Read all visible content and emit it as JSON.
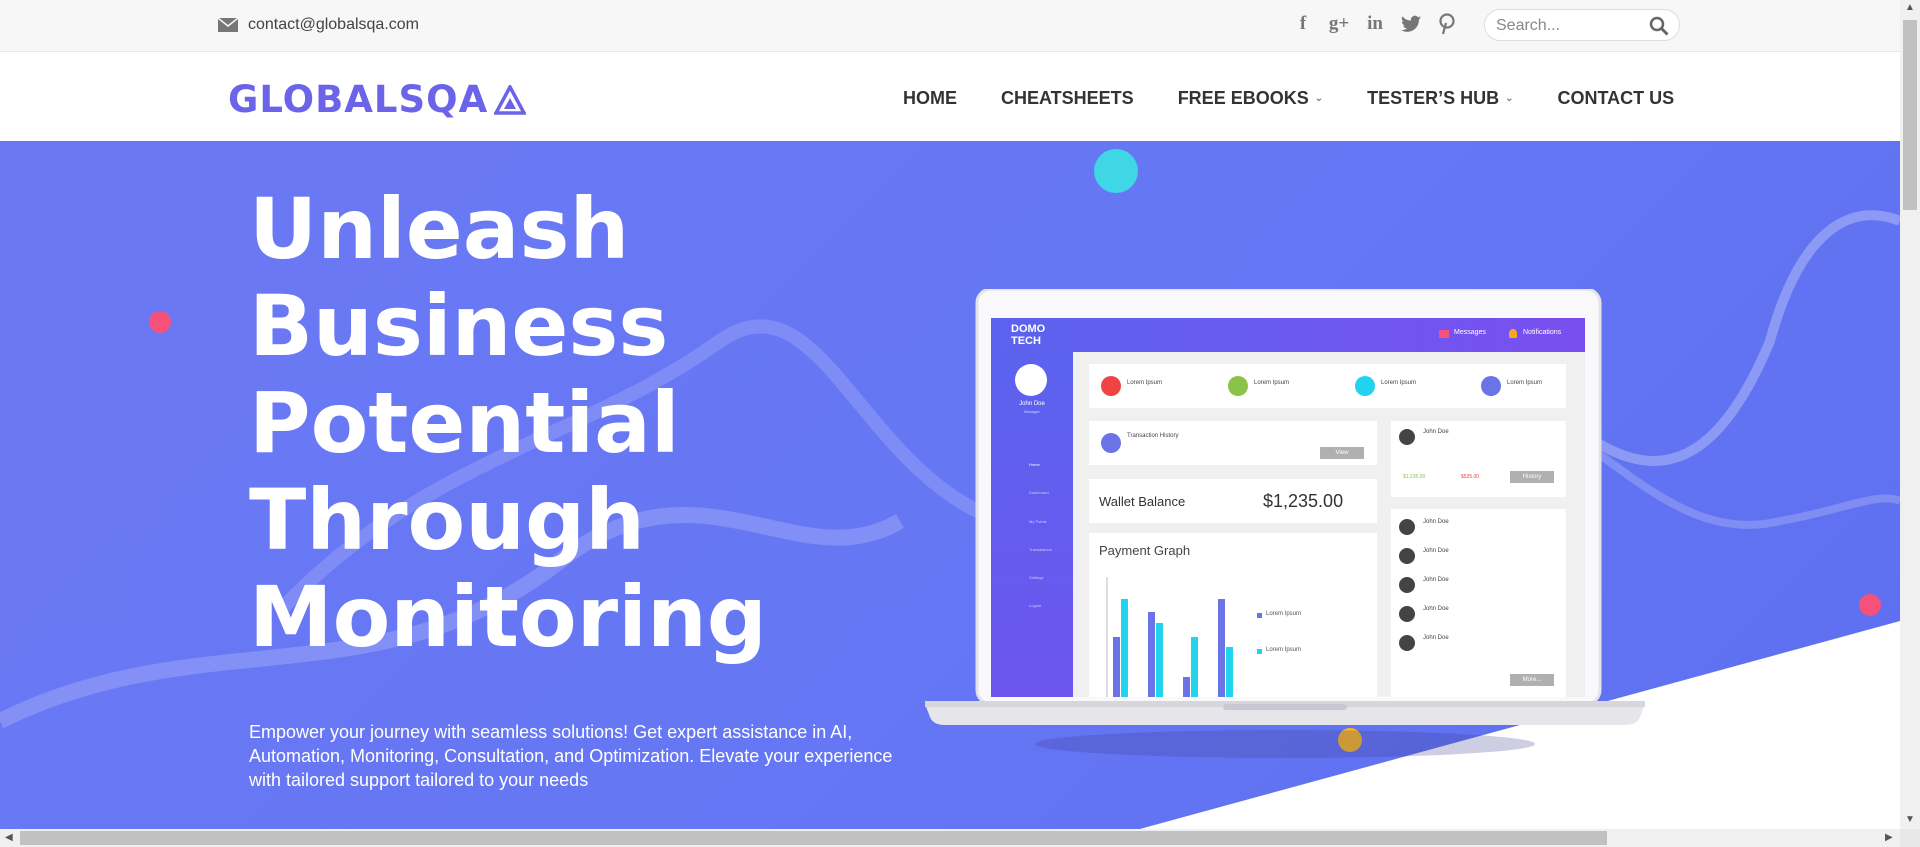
{
  "topbar": {
    "email": "contact@globalsqa.com",
    "social": [
      {
        "name": "facebook-icon",
        "glyph": "f"
      },
      {
        "name": "google-plus-icon",
        "glyph": "g+"
      },
      {
        "name": "linkedin-icon",
        "glyph": "in"
      },
      {
        "name": "twitter-icon",
        "glyph": "t"
      },
      {
        "name": "pinterest-icon",
        "glyph": "p"
      }
    ],
    "search_placeholder": "Search..."
  },
  "logo": {
    "text": "GLOBALSQA"
  },
  "nav": {
    "items": [
      {
        "label": "HOME",
        "dropdown": false
      },
      {
        "label": "CHEATSHEETS",
        "dropdown": false
      },
      {
        "label": "FREE EBOOKS",
        "dropdown": true
      },
      {
        "label": "TESTER’S HUB",
        "dropdown": true
      },
      {
        "label": "CONTACT US",
        "dropdown": false
      }
    ]
  },
  "hero": {
    "headline_lines": [
      "Unleash",
      "Business",
      "Potential",
      "Through",
      "Monitoring"
    ],
    "subtext": "Empower your journey with seamless solutions! Get expert assistance in AI, Automation, Monitoring, Consultation, and Optimization. Elevate your experience with tailored support tailored to your needs"
  },
  "dashboard": {
    "brand": "DOMO TECH",
    "header_items": [
      "Messages",
      "Notifications"
    ],
    "user_name": "John Doe",
    "user_role": "Manager",
    "menu": [
      "Home",
      "Dashboard",
      "My Points",
      "Transactions",
      "Settings",
      "Logout"
    ],
    "stats": [
      {
        "label": "Lorem Ipsum",
        "color": "#ef4444"
      },
      {
        "label": "Lorem Ipsum",
        "color": "#8bc34a"
      },
      {
        "label": "Lorem Ipsum",
        "color": "#22d3ee"
      },
      {
        "label": "Lorem Ipsum",
        "color": "#6b74e6"
      }
    ],
    "transaction_title": "Transaction History",
    "view_label": "View",
    "wallet_label": "Wallet Balance",
    "wallet_value": "$1,235.00",
    "graph_title": "Payment Graph",
    "graph_legend": [
      "Lorem Ipsum",
      "Lorem Ipsum"
    ],
    "history_amount_up": "$1,235.00",
    "history_amount_down": "$535.00",
    "history_label": "History",
    "contacts": [
      "John Doe",
      "John Doe",
      "John Doe",
      "John Doe",
      "John Doe",
      "John Doe"
    ],
    "more_label": "More..."
  },
  "colors": {
    "accent": "#6b64e8",
    "hero": "#6577f4"
  }
}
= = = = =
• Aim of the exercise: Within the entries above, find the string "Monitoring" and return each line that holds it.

• Solved exercise:
      "Monitoring"
    "subtext": "Empower your journey with seamless solutions! Get expert assistance in AI, Automation, Monitoring, Consultation, and Optimization. Elevate your experience with tailored support tailored to your needs"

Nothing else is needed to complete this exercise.